Once you boost and sustain your energy and performance to the highest possible levels, you’ll be ready to take on and overcome the world.

So make today the start of a new, exciting life.

Reference

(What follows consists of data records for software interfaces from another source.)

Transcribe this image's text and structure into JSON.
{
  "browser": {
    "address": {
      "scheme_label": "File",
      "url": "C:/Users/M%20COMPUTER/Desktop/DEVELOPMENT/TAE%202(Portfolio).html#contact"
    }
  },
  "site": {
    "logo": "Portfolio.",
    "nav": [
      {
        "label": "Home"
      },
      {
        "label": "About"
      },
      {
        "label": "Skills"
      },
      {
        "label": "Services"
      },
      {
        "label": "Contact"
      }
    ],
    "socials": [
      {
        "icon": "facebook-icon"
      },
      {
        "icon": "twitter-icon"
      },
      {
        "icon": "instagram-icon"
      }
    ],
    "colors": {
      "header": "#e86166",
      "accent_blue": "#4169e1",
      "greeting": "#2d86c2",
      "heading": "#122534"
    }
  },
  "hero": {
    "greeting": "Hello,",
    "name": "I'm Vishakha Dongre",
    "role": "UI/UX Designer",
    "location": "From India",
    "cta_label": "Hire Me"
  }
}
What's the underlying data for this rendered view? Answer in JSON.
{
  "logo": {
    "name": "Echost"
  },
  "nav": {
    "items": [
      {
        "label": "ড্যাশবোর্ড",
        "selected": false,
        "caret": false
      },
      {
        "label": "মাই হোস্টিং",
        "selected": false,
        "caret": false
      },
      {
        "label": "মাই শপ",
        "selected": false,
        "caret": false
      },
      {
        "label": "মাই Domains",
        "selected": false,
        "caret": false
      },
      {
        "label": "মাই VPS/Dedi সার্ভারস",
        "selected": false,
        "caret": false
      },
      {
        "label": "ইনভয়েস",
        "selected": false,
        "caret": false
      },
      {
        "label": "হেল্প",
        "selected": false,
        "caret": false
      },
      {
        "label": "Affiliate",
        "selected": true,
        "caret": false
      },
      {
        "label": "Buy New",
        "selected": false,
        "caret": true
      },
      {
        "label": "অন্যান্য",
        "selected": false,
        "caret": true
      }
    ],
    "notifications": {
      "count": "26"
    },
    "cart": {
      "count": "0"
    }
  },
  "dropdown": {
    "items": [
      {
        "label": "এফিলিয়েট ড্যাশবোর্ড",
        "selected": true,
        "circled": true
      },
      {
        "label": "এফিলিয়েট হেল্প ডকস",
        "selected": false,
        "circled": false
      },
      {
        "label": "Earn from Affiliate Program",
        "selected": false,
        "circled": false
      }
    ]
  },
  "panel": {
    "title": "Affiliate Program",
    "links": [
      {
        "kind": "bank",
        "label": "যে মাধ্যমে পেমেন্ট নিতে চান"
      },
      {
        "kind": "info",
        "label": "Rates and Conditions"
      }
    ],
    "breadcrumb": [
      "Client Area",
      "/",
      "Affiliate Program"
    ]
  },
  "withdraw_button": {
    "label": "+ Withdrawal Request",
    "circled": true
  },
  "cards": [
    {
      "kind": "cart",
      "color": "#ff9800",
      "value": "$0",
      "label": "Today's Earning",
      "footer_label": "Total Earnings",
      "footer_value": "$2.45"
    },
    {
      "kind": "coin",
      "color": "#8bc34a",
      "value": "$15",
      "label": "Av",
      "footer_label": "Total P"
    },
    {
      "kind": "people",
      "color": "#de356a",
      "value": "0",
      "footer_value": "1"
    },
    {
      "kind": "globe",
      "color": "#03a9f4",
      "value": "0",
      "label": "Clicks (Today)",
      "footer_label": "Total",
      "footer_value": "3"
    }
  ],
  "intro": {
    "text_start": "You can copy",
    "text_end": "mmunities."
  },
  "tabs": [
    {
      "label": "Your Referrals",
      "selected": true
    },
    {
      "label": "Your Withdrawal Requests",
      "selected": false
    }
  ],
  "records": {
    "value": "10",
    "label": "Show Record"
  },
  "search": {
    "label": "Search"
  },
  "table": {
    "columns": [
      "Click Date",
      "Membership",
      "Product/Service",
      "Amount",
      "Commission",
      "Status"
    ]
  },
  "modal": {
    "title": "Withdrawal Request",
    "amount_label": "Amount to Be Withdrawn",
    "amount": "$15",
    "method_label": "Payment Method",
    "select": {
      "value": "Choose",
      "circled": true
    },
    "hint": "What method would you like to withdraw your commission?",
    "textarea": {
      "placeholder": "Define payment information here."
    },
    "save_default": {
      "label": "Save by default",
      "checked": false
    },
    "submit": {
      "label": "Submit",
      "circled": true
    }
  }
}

[1] WebMD: Causes of Stress
[2] Premier Health: Beware High Levels of Cortisol, the Stress Hormone
[3] Healthline: 9 Strategies for Boosting Motivation When You’re Depressed
[4] Medical News Today: Why Sleep Is Essential for Health
[5] Sleep Foundation: Sleep Deprivation
[6] Medical News Today: The Impact of Shift Work on Health
[7] ScienceDaily: Researchers Identify How Night-Shift Work Causes Internal Clock Confusion
[8] HelpGuide: Burnout Prevention and Treatment
[9] BetterHealth: The Dangers of Sitting: Why Sitting Is the New Smoking
[10] Atlas: Is Your Diet Affecting Your Energy and Nutrient Levels?
[11] SA Health: The Risks Of Poor Nutrition
[12] Healthline: The Effects of Alcohol on Your Body
[13] WebMD: 9 Body Parts You Can Damage by Smoking
[14] Mind: What Are the Effects of Different Drugs on Mental Health
[15] Mayo Clinic: Chronic Fatigue Syndrome
[16] Healthline: Understanding and Managing Chronic Inflammation
[17] Medical News Today: What You Need to Know About Sleep Apnea
[18] Cleveland Clinic: Thyroid Disease
[19] MedicineNet: Anemia Symptoms, Causes, Diet, Diagnosis, Treatment, and Prevention
[20] World Health Organisation: Diabetes
[21] Diabetes UK: What Are the Signs and Symptoms of Diabetes?
[22] Breakfast with Nick: “How Do You Want Your Eggs?” Eleven Ways to Cook an Egg
[23] Examine: Should You Take a Multivitamin?
[24] Healthline: Why Is Vitamin B Complex Important, and Where Do I Get It?
[25] Medical News Today: What Are the Health Benefits of Vitamin D?
[26] Newcastle University: Vitamin D Proven to Boost Energy – From Within the Cells
[27] Healthline: Who Should Take Iron Supplements?
[28] Health: 7 Potential Benefits of Fish Oil, According to a Nutritionist
[29] Healthy Life: The Fatigue Fighting Benefits of Ginseng
[30] Healthline: 8 Health Benefits of Probiotics
[31] Everyday Health: 12 Scientific Health Benefits of Turmeric and Curcumin
[32] MedlinePlus: Benefits of Exercise
[33] SCL Health: The Benefits of Getting a Full Night’s Sleep